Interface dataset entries
· · · · ·

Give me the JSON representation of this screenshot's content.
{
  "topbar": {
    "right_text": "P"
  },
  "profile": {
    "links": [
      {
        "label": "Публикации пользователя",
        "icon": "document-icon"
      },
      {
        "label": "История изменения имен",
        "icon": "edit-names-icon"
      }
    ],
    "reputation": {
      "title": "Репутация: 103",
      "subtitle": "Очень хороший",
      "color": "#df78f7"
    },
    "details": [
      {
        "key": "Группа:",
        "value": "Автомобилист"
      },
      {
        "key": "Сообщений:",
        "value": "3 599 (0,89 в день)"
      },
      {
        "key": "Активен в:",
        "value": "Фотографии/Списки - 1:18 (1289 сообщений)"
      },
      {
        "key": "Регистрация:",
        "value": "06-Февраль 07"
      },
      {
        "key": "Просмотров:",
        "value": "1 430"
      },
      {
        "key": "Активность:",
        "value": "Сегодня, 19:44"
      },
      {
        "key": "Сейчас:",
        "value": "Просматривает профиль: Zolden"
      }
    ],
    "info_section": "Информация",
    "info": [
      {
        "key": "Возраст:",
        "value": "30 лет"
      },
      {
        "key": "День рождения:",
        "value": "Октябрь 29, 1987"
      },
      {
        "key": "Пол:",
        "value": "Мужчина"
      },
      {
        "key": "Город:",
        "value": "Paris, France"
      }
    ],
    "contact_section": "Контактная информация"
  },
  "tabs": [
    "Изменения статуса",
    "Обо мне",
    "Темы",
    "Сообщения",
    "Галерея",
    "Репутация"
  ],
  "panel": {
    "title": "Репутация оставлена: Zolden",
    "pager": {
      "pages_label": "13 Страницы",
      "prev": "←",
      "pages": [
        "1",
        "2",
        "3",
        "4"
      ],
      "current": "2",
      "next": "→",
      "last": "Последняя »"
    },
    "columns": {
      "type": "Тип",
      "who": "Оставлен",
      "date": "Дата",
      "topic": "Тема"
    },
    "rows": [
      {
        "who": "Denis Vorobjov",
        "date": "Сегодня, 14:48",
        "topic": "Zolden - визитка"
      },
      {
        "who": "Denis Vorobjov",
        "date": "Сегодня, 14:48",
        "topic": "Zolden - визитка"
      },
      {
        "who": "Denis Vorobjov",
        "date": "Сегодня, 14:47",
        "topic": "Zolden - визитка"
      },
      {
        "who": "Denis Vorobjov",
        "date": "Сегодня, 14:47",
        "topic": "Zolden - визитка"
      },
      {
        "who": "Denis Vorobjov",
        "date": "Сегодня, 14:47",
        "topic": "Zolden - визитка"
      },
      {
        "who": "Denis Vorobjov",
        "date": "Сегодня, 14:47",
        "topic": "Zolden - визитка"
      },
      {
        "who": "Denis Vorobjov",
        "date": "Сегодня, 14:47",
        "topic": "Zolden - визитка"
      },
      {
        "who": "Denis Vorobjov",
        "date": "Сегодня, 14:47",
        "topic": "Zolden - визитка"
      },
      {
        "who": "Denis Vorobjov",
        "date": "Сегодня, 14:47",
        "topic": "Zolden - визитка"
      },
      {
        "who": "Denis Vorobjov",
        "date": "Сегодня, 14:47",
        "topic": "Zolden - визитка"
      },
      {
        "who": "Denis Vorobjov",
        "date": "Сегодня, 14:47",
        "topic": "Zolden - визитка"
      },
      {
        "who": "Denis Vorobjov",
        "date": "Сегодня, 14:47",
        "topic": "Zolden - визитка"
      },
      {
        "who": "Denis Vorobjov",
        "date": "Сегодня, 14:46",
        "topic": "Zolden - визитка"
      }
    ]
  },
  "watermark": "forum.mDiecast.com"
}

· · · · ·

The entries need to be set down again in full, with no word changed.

### EXERCISE SOLUTION
Give me the JSON representation of this screenshot's content.
{
  "topbar": {
    "right_text": "P"
  },
  "profile": {
    "links": [
      {
        "label": "Публикации пользователя",
        "icon": "document-icon"
      },
      {
        "label": "История изменения имен",
        "icon": "edit-names-icon"
      }
    ],
    "reputation": {
      "title": "Репутация: 103",
      "subtitle": "Очень хороший",
      "color": "#df78f7"
    },
    "details": [
      {
        "key": "Группа:",
        "value": "Автомобилист"
      },
      {
        "key": "Сообщений:",
        "value": "3 599 (0,89 в день)"
      },
      {
        "key": "Активен в:",
        "value": "Фотографии/Списки - 1:18 (1289 сообщений)"
      },
      {
        "key": "Регистрация:",
        "value": "06-Февраль 07"
      },
      {
        "key": "Просмотров:",
        "value": "1 430"
      },
      {
        "key": "Активность:",
        "value": "Сегодня, 19:44"
      },
      {
        "key": "Сейчас:",
        "value": "Просматривает профиль: Zolden"
      }
    ],
    "info_section": "Информация",
    "info": [
      {
        "key": "Возраст:",
        "value": "30 лет"
      },
      {
        "key": "День рождения:",
        "value": "Октябрь 29, 1987"
      },
      {
        "key": "Пол:",
        "value": "Мужчина"
      },
      {
        "key": "Город:",
        "value": "Paris, France"
      }
    ],
    "contact_section": "Контактная информация"
  },
  "tabs": [
    "Изменения статуса",
    "Обо мне",
    "Темы",
    "Сообщения",
    "Галерея",
    "Репутация"
  ],
  "panel": {
    "title": "Репутация оставлена: Zolden",
    "pager": {
      "pages_label": "13 Страницы",
      "prev": "←",
      "pages": [
        "1",
        "2",
        "3",
        "4"
      ],
      "current": "2",
      "next": "→",
      "last": "Последняя »"
    },
    "columns": {
      "type": "Тип",
      "who": "Оставлен",
      "date": "Дата",
      "topic": "Тема"
    },
    "rows": [
      {
        "who": "Denis Vorobjov",
        "date": "Сегодня, 14:48",
        "topic": "Zolden - визитка"
      },
      {
        "who": "Denis Vorobjov",
        "date": "Сегодня, 14:48",
        "topic": "Zolden - визитка"
      },
      {
        "who": "Denis Vorobjov",
        "date": "Сегодня, 14:47",
        "topic": "Zolden - визитка"
      },
      {
        "who": "Denis Vorobjov",
        "date": "Сегодня, 14:47",
        "topic": "Zolden - визитка"
      },
      {
        "who": "Denis Vorobjov",
        "date": "Сегодня, 14:47",
        "topic": "Zolden - визитка"
      },
      {
        "who": "Denis Vorobjov",
        "date": "Сегодня, 14:47",
        "topic": "Zolden - визитка"
      },
      {
        "who": "Denis Vorobjov",
        "date": "Сегодня, 14:47",
        "topic": "Zolden - визитка"
      },
      {
        "who": "Denis Vorobjov",
        "date": "Сегодня, 14:47",
        "topic": "Zolden - визитка"
      },
      {
        "who": "Denis Vorobjov",
        "date": "Сегодня, 14:47",
        "topic": "Zolden - визитка"
      },
      {
        "who": "Denis Vorobjov",
        "date": "Сегодня, 14:47",
        "topic": "Zolden - визитка"
      },
      {
        "who": "Denis Vorobjov",
        "date": "Сегодня, 14:47",
        "topic": "Zolden - визитка"
      },
      {
        "who": "Denis Vorobjov",
        "date": "Сегодня, 14:47",
        "topic": "Zolden - визитка"
      },
      {
        "who": "Denis Vorobjov",
        "date": "Сегодня, 14:46",
        "topic": "Zolden - визитка"
      }
    ]
  },
  "watermark": "forum.mDiecast.com"
}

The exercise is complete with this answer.